While we are familiar with viruses like the common cold and the flu, the coronavirus (COVID-19) is new. It presents a situation that none of us could have imagined a few short months ago. The fact that it is extremely contagious has resulted in business closures, social distancing and quarantine measures which have disrupted our daily lives. It is more important now than ever to pay attention to mental health during this time of isolation and uncertainty.
Realize what you can control
One of the most frustrating things about COVID-19 is that so much about the virus and the limitations on where you can go are out of your control. However, there are things that you can control. Focusing on those things can provide you with some comfort. Some of the things you can control include:

  • Your mind and body: Take care of your mental health.
  • Your immediate environment: Make responsible choices about when to leave the house.
  • What you consume: Don’t overdo your news intake; get your information from reliable sources, such as the Centers for Disease Control (CDC).
  • How you prepare: If you take medication, get refills and keep a month’s supply at home if possible.

Managing anxiety
It is normal to be worried and stressed during times of crisis. While worry is a part of anxiety, people with anxiety tend to experience more exaggerated feelings of worry and tension. In extreme cases of anxiety, people may experience a panic attack. Panic attacks are often mistaken for heart attacks at first, but usually go away when people can talk to someone else to calm their fears and practice deep breathing.
Stay connected
Social connectedness is critically important to warding off loneliness and resulting depression. Stay connected with friends and family by Skype, FaceTime, email, messenger and text, especially those who may be isolated. Be ready to listen to their concerns and share yours. 

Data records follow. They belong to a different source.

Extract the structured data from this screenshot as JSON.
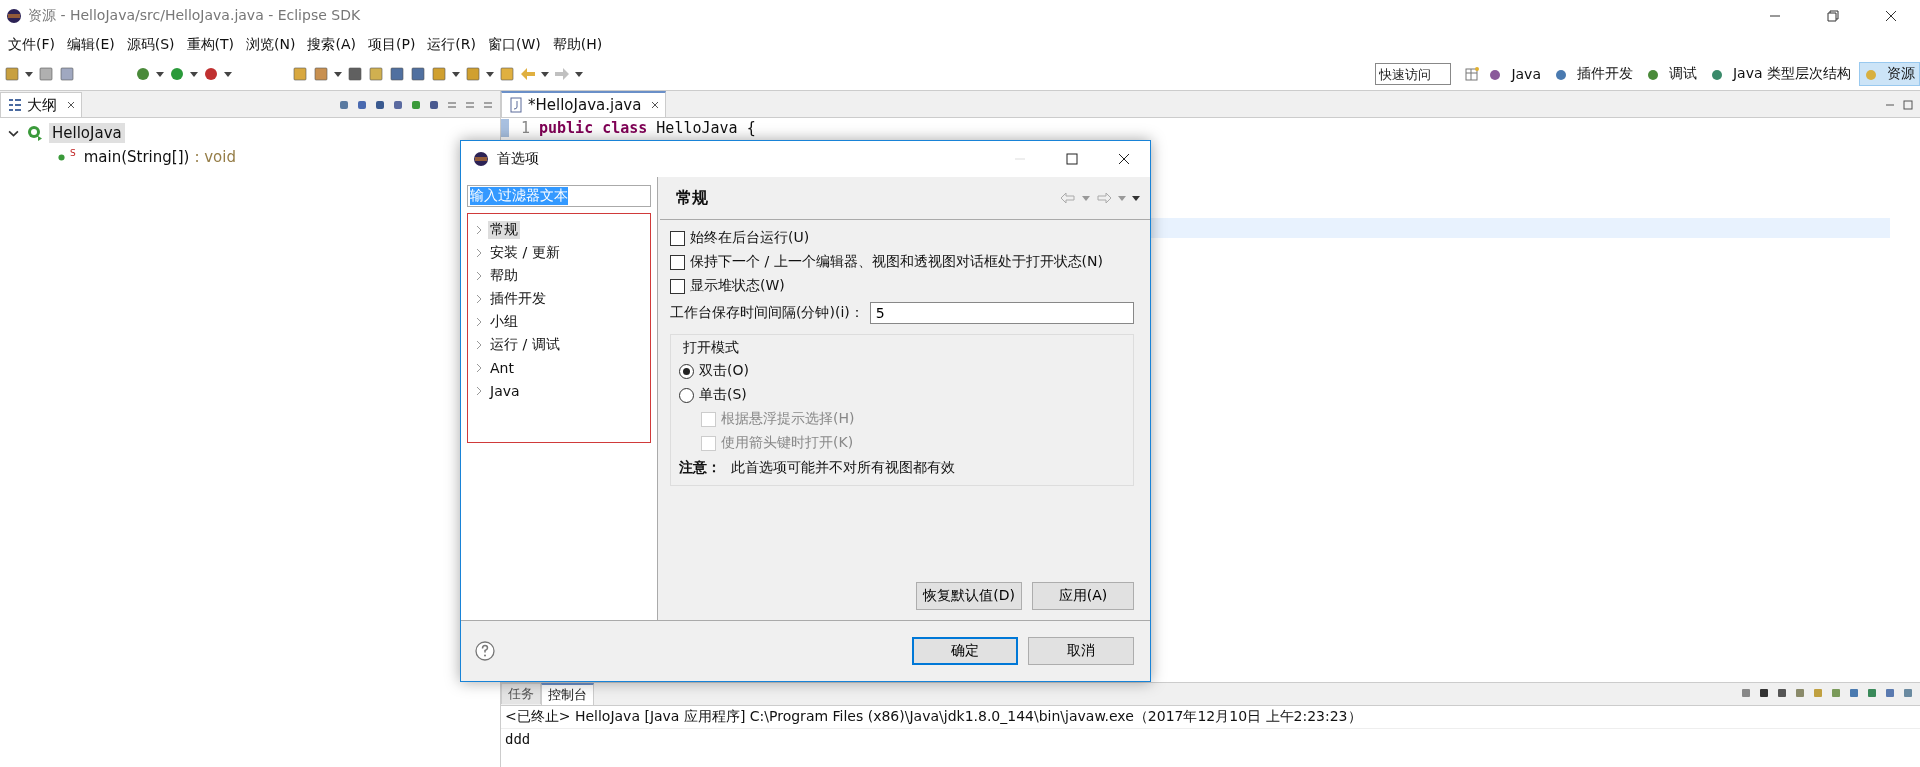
{
  "window": {
    "title": "资源 - HelloJava/src/HelloJava.java - Eclipse SDK"
  },
  "menu": [
    "文件(F)",
    "编辑(E)",
    "源码(S)",
    "重构(T)",
    "浏览(N)",
    "搜索(A)",
    "项目(P)",
    "运行(R)",
    "窗口(W)",
    "帮助(H)"
  ],
  "quick_access": {
    "placeholder": "快速访问"
  },
  "perspectives": [
    {
      "label": "Java",
      "selected": false
    },
    {
      "label": "插件开发",
      "selected": false
    },
    {
      "label": "调试",
      "selected": false
    },
    {
      "label": "Java 类型层次结构",
      "selected": false
    },
    {
      "label": "资源",
      "selected": true
    }
  ],
  "outline": {
    "title": "大纲",
    "tree": [
      {
        "label": "HelloJava",
        "expanded": true,
        "selected": true,
        "children": [
          {
            "label": "main(String[])",
            "modifier": "S",
            "return_type": " : void"
          }
        ]
      }
    ]
  },
  "editor": {
    "tab": "*HelloJava.java",
    "lines": [
      {
        "number": "1",
        "tokens": [
          {
            "text": "public",
            "kind": "keyword"
          },
          {
            "text": "class",
            "kind": "keyword"
          },
          {
            "text": "HelloJava {",
            "kind": "plain"
          }
        ]
      }
    ]
  },
  "dialog": {
    "title": "首选项",
    "filter": {
      "value": "输入过滤器文本"
    },
    "nav": [
      {
        "label": "常规",
        "selected": true
      },
      {
        "label": "安装 / 更新",
        "selected": false
      },
      {
        "label": "帮助",
        "selected": false
      },
      {
        "label": "插件开发",
        "selected": false
      },
      {
        "label": "小组",
        "selected": false
      },
      {
        "label": "运行 / 调试",
        "selected": false
      },
      {
        "label": "Ant",
        "selected": false
      },
      {
        "label": "Java",
        "selected": false
      }
    ],
    "page_title": "常规",
    "checkboxes": [
      {
        "label": "始终在后台运行(U)",
        "checked": false
      },
      {
        "label": "保持下一个 / 上一个编辑器、视图和透视图对话框处于打开状态(N)",
        "checked": false
      },
      {
        "label": "显示堆状态(W)",
        "checked": false
      }
    ],
    "save_interval": {
      "label": "工作台保存时间间隔(分钟)(i)：",
      "value": "5"
    },
    "open_mode": {
      "title": "打开模式",
      "radios": [
        {
          "label": "双击(O)",
          "selected": true
        },
        {
          "label": "单击(S)",
          "selected": false
        }
      ],
      "sub_options": [
        {
          "label": "根据悬浮提示选择(H)",
          "checked": false,
          "disabled": true
        },
        {
          "label": "使用箭头键时打开(K)",
          "checked": false,
          "disabled": true
        }
      ],
      "note": {
        "label": "注意：",
        "text": "此首选项可能并不对所有视图都有效"
      }
    },
    "page_buttons": [
      "恢复默认值(D)",
      "应用(A)"
    ],
    "buttons": [
      {
        "label": "确定",
        "default": true
      },
      {
        "label": "取消",
        "default": false
      }
    ]
  },
  "console": {
    "tabs": [
      {
        "label": "任务",
        "selected": false
      },
      {
        "label": "控制台",
        "selected": true
      }
    ],
    "header": "<已终止> HelloJava [Java 应用程序] C:\\Program Files (x86)\\Java\\jdk1.8.0_144\\bin\\javaw.exe（2017年12月10日 上午2:23:23）",
    "lines": [
      "ddd"
    ]
  }
}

Crisis hotlines and textlines
If you experiencing emotional distress related to the COVID-19 pandemic, crisis counselors are available 24/7, 365 days a year. Call 1-800-985-5990 or text “TalkWithUs” to 66746.
If you or someone you know is in an emergency, call The National Suicide Prevention Lifeline at 800-273-TALK (8255), or call 911 immediately. You can also chat with a counselor at
Companion Benefit Alternatives (CBA) wants everyone to know that mental illnesses are real, that recovery is always the goal and that help is available.